#### Work required:
An identical copy of all the entries is the required result.

Records from a data source
--------

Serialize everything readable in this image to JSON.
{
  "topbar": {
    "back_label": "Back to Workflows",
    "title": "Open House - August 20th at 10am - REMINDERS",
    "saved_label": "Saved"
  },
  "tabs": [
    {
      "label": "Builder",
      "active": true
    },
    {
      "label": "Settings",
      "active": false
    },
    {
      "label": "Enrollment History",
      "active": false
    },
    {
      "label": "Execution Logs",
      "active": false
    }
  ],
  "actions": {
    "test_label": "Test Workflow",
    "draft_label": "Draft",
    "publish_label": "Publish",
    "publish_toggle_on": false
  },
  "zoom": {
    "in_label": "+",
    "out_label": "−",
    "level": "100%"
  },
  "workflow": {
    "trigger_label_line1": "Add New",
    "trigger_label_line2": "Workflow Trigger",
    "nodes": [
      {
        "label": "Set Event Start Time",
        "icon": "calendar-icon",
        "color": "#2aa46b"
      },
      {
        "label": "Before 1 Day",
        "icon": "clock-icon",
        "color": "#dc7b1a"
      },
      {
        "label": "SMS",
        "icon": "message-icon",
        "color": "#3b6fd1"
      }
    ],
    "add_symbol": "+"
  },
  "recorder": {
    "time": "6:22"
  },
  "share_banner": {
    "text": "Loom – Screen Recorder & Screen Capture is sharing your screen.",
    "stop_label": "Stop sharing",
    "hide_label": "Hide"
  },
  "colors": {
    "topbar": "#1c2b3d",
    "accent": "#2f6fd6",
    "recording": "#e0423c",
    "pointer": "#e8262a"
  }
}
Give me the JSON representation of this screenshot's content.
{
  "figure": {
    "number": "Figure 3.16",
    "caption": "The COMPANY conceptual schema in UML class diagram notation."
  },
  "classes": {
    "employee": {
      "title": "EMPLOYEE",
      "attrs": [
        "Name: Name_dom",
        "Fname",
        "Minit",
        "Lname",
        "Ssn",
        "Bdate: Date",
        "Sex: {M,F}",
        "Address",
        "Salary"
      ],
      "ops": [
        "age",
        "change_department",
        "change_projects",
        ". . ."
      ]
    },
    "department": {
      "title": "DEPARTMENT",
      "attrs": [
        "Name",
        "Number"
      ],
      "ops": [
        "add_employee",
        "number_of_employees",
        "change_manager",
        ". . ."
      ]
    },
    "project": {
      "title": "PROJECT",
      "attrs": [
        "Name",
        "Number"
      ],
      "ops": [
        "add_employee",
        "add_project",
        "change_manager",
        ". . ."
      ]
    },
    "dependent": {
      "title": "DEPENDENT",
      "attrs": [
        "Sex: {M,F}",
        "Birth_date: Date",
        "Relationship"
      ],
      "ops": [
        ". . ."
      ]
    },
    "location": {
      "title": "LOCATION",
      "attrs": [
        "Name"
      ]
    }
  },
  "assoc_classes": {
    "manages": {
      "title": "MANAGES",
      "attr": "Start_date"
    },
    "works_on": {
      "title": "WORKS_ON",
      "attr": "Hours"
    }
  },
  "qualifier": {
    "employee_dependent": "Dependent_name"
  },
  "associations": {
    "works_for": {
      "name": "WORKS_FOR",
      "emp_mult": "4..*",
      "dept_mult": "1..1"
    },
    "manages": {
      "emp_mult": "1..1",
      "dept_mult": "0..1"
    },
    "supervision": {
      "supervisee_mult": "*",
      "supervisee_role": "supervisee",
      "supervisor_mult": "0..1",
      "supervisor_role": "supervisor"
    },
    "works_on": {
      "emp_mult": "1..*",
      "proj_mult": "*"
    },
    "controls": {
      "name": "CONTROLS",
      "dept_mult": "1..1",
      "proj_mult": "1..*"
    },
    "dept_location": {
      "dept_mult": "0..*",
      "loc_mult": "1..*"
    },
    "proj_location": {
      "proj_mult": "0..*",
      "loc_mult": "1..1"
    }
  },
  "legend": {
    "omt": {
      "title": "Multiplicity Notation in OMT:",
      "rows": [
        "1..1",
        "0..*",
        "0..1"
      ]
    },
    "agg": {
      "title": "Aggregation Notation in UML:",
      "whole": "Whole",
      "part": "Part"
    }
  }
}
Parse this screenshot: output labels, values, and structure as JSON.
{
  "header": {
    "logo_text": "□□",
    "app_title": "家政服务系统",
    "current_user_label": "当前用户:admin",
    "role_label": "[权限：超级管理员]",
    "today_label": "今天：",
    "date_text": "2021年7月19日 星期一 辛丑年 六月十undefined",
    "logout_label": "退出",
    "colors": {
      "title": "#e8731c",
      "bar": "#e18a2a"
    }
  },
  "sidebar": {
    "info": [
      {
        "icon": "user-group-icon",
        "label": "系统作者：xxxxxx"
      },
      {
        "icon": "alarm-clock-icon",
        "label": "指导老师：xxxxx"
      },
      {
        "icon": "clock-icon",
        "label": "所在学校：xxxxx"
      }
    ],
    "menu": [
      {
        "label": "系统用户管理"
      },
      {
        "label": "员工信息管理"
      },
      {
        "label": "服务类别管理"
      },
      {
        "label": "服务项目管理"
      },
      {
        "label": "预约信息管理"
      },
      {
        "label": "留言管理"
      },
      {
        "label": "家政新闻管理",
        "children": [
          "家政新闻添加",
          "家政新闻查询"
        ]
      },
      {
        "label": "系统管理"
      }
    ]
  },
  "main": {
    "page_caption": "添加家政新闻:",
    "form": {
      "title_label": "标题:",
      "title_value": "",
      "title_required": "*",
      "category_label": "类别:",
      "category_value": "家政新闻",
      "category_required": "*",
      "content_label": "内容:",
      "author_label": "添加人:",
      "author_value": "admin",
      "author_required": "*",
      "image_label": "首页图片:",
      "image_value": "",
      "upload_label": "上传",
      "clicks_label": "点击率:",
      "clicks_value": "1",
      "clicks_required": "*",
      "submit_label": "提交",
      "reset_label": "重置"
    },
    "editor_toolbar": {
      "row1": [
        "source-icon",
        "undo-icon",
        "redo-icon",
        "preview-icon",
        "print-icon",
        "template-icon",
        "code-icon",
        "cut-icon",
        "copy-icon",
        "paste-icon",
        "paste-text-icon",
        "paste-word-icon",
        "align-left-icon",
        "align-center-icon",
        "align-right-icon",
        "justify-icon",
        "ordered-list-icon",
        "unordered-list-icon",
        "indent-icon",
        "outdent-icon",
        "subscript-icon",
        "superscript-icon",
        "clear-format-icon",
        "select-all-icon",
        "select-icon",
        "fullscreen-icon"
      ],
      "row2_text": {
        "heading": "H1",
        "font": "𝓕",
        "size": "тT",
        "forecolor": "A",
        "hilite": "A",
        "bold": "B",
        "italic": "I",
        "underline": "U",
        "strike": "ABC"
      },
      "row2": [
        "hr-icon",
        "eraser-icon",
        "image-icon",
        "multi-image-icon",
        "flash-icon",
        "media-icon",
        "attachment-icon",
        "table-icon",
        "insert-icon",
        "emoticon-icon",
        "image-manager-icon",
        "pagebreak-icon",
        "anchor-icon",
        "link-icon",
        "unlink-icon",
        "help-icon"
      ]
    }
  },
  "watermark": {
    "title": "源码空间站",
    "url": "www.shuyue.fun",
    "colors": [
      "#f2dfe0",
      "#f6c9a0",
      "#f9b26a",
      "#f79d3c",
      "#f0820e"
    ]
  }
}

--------

#### Output for this exercise:
Serialize everything readable in this image to JSON.
{
  "topbar": {
    "back_label": "Back to Workflows",
    "title": "Open House - August 20th at 10am - REMINDERS",
    "saved_label": "Saved"
  },
  "tabs": [
    {
      "label": "Builder",
      "active": true
    },
    {
      "label": "Settings",
      "active": false
    },
    {
      "label": "Enrollment History",
      "active": false
    },
    {
      "label": "Execution Logs",
      "active": false
    }
  ],
  "actions": {
    "test_label": "Test Workflow",
    "draft_label": "Draft",
    "publish_label": "Publish",
    "publish_toggle_on": false
  },
  "zoom": {
    "in_label": "+",
    "out_label": "−",
    "level": "100%"
  },
  "workflow": {
    "trigger_label_line1": "Add New",
    "trigger_label_line2": "Workflow Trigger",
    "nodes": [
      {
        "label": "Set Event Start Time",
        "icon": "calendar-icon",
        "color": "#2aa46b"
      },
      {
        "label": "Before 1 Day",
        "icon": "clock-icon",
        "color": "#dc7b1a"
      },
      {
        "label": "SMS",
        "icon": "message-icon",
        "color": "#3b6fd1"
      }
    ],
    "add_symbol": "+"
  },
  "recorder": {
    "time": "6:22"
  },
  "share_banner": {
    "text": "Loom – Screen Recorder & Screen Capture is sharing your screen.",
    "stop_label": "Stop sharing",
    "hide_label": "Hide"
  },
  "colors": {
    "topbar": "#1c2b3d",
    "accent": "#2f6fd6",
    "recording": "#e0423c",
    "pointer": "#e8262a"
  }
}
Give me the JSON representation of this screenshot's content.
{
  "figure": {
    "number": "Figure 3.16",
    "caption": "The COMPANY conceptual schema in UML class diagram notation."
  },
  "classes": {
    "employee": {
      "title": "EMPLOYEE",
      "attrs": [
        "Name: Name_dom",
        "Fname",
        "Minit",
        "Lname",
        "Ssn",
        "Bdate: Date",
        "Sex: {M,F}",
        "Address",
        "Salary"
      ],
      "ops": [
        "age",
        "change_department",
        "change_projects",
        ". . ."
      ]
    },
    "department": {
      "title": "DEPARTMENT",
      "attrs": [
        "Name",
        "Number"
      ],
      "ops": [
        "add_employee",
        "number_of_employees",
        "change_manager",
        ". . ."
      ]
    },
    "project": {
      "title": "PROJECT",
      "attrs": [
        "Name",
        "Number"
      ],
      "ops": [
        "add_employee",
        "add_project",
        "change_manager",
        ". . ."
      ]
    },
    "dependent": {
      "title": "DEPENDENT",
      "attrs": [
        "Sex: {M,F}",
        "Birth_date: Date",
        "Relationship"
      ],
      "ops": [
        ". . ."
      ]
    },
    "location": {
      "title": "LOCATION",
      "attrs": [
        "Name"
      ]
    }
  },
  "assoc_classes": {
    "manages": {
      "title": "MANAGES",
      "attr": "Start_date"
    },
    "works_on": {
      "title": "WORKS_ON",
      "attr": "Hours"
    }
  },
  "qualifier": {
    "employee_dependent": "Dependent_name"
  },
  "associations": {
    "works_for": {
      "name": "WORKS_FOR",
      "emp_mult": "4..*",
      "dept_mult": "1..1"
    },
    "manages": {
      "emp_mult": "1..1",
      "dept_mult": "0..1"
    },
    "supervision": {
      "supervisee_mult": "*",
      "supervisee_role": "supervisee",
      "supervisor_mult": "0..1",
      "supervisor_role": "supervisor"
    },
    "works_on": {
      "emp_mult": "1..*",
      "proj_mult": "*"
    },
    "controls": {
      "name": "CONTROLS",
      "dept_mult": "1..1",
      "proj_mult": "1..*"
    },
    "dept_location": {
      "dept_mult": "0..*",
      "loc_mult": "1..*"
    },
    "proj_location": {
      "proj_mult": "0..*",
      "loc_mult": "1..1"
    }
  },
  "legend": {
    "omt": {
      "title": "Multiplicity Notation in OMT:",
      "rows": [
        "1..1",
        "0..*",
        "0..1"
      ]
    },
    "agg": {
      "title": "Aggregation Notation in UML:",
      "whole": "Whole",
      "part": "Part"
    }
  }
}
Parse this screenshot: output labels, values, and structure as JSON.
{
  "header": {
    "logo_text": "□□",
    "app_title": "家政服务系统",
    "current_user_label": "当前用户:admin",
    "role_label": "[权限：超级管理员]",
    "today_label": "今天：",
    "date_text": "2021年7月19日 星期一 辛丑年 六月十undefined",
    "logout_label": "退出",
    "colors": {
      "title": "#e8731c",
      "bar": "#e18a2a"
    }
  },
  "sidebar": {
    "info": [
      {
        "icon": "user-group-icon",
        "label": "系统作者：xxxxxx"
      },
      {
        "icon": "alarm-clock-icon",
        "label": "指导老师：xxxxx"
      },
      {
        "icon": "clock-icon",
        "label": "所在学校：xxxxx"
      }
    ],
    "menu": [
      {
        "label": "系统用户管理"
      },
      {
        "label": "员工信息管理"
      },
      {
        "label": "服务类别管理"
      },
      {
        "label": "服务项目管理"
      },
      {
        "label": "预约信息管理"
      },
      {
        "label": "留言管理"
      },
      {
        "label": "家政新闻管理",
        "children": [
          "家政新闻添加",
          "家政新闻查询"
        ]
      },
      {
        "label": "系统管理"
      }
    ]
  },
  "main": {
    "page_caption": "添加家政新闻:",
    "form": {
      "title_label": "标题:",
      "title_value": "",
      "title_required": "*",
      "category_label": "类别:",
      "category_value": "家政新闻",
      "category_required": "*",
      "content_label": "内容:",
      "author_label": "添加人:",
      "author_value": "admin",
      "author_required": "*",
      "image_label": "首页图片:",
      "image_value": "",
      "upload_label": "上传",
      "clicks_label": "点击率:",
      "clicks_value": "1",
      "clicks_required": "*",
      "submit_label": "提交",
      "reset_label": "重置"
    },
    "editor_toolbar": {
      "row1": [
        "source-icon",
        "undo-icon",
        "redo-icon",
        "preview-icon",
        "print-icon",
        "template-icon",
        "code-icon",
        "cut-icon",
        "copy-icon",
        "paste-icon",
        "paste-text-icon",
        "paste-word-icon",
        "align-left-icon",
        "align-center-icon",
        "align-right-icon",
        "justify-icon",
        "ordered-list-icon",
        "unordered-list-icon",
        "indent-icon",
        "outdent-icon",
        "subscript-icon",
        "superscript-icon",
        "clear-format-icon",
        "select-all-icon",
        "select-icon",
        "fullscreen-icon"
      ],
      "row2_text": {
        "heading": "H1",
        "font": "𝓕",
        "size": "тT",
        "forecolor": "A",
        "hilite": "A",
        "bold": "B",
        "italic": "I",
        "underline": "U",
        "strike": "ABC"
      },
      "row2": [
        "hr-icon",
        "eraser-icon",
        "image-icon",
        "multi-image-icon",
        "flash-icon",
        "media-icon",
        "attachment-icon",
        "table-icon",
        "insert-icon",
        "emoticon-icon",
        "image-manager-icon",
        "pagebreak-icon",
        "anchor-icon",
        "link-icon",
        "unlink-icon",
        "help-icon"
      ]
    }
  },
  "watermark": {
    "title": "源码空间站",
    "url": "www.shuyue.fun",
    "colors": [
      "#f2dfe0",
      "#f6c9a0",
      "#f9b26a",
      "#f79d3c",
      "#f0820e"
    ]
  }
}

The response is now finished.